Web page and app entries:
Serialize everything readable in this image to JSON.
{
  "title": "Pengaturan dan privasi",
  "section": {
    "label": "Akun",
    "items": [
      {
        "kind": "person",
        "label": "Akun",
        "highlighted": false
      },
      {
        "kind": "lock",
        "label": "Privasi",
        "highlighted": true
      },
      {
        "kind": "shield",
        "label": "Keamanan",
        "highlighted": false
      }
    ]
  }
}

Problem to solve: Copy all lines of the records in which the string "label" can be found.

Response box:
    "label": "Akun",
        "label": "Akun",
        "label": "Privasi",
        "label": "Keamanan",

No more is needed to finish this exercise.